The Government should abandon its support for setting in secondaries, new research suggests.
The study claims splitting children into ability groups does not raise standards and depresses the performance of working-class pupils.
The four-year study of setting in maths from key stage 3 to GCSE found that it helped pupils in the top sets to make progress at the expense of those in lower sets, who slipped further back.
Pupils made most progress at the schools that waited till Year 10 to introduce setting . But these schools also used little whole-class teaching, continuing to use a wide range of methods, including groups within class, suggesting reasons other than setting may be a factor in their performance.The pernicious effects of setting were far greater in the four schools that used formal whole-class teaching, the researchers said.
The study of six schools, by Dylan Wiliam and Hannah Bartholomew, of King's College, London, found the set in which students were placed made far more difference to progress than the school they attended.
On average, being placed in a top set would raise a student's maths GCSE score by more than half a grade; being placed in a bottom set would lower it by the same amount.

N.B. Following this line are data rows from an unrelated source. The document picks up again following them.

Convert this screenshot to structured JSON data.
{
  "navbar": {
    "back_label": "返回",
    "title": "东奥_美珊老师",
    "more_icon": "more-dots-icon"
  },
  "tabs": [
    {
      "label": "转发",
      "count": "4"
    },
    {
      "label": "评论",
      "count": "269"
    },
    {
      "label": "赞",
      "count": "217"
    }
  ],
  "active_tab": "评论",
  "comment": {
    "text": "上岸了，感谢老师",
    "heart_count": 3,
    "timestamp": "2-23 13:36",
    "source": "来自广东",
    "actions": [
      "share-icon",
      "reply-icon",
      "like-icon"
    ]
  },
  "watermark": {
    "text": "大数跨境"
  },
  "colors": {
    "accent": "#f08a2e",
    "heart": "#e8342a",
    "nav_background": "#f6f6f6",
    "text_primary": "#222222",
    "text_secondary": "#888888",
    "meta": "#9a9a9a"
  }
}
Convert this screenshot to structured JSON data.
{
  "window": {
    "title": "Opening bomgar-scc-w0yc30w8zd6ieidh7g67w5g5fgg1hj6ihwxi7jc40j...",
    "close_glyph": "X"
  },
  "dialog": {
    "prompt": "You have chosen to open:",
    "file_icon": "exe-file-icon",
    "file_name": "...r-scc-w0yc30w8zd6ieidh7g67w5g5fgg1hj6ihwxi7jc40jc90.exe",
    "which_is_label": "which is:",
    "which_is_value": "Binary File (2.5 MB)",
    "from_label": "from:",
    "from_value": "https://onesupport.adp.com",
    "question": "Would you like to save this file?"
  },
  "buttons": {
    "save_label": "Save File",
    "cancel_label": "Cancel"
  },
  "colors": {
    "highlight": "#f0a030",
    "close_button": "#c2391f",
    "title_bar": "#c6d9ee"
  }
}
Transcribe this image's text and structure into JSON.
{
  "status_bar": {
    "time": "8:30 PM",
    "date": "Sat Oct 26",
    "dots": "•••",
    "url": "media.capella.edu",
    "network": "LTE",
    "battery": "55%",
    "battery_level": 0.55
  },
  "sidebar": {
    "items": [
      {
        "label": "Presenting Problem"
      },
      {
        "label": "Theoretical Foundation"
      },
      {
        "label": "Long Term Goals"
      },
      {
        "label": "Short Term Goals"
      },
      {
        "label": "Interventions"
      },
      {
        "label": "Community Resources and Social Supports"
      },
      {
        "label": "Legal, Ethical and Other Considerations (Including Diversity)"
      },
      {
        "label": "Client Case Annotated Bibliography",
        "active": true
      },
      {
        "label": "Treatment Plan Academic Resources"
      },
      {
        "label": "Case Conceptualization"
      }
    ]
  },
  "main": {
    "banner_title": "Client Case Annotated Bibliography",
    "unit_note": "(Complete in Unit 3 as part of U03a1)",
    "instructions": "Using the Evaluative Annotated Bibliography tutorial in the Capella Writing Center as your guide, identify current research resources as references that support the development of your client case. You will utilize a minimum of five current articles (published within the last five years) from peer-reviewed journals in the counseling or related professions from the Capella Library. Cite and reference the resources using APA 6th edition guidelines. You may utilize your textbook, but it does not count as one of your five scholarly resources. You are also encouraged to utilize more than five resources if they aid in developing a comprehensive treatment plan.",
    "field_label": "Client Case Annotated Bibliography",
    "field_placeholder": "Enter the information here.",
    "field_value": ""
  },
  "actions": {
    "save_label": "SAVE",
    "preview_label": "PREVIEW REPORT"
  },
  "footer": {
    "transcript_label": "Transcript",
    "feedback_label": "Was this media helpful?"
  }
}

The researchers, who presented their findings this week to the BERA conference in Leeds, also found that setting reinforced class and gender differences in achievement.
At two of the schools, working-class students were placed in lower sets than would be expected from their key stage 3 scores, which depressed their achievement.
And higher-attaining boys in bottom sets achieved up to a whole grade less at maths GCSE than girls who had similar scores in their KS3 tests.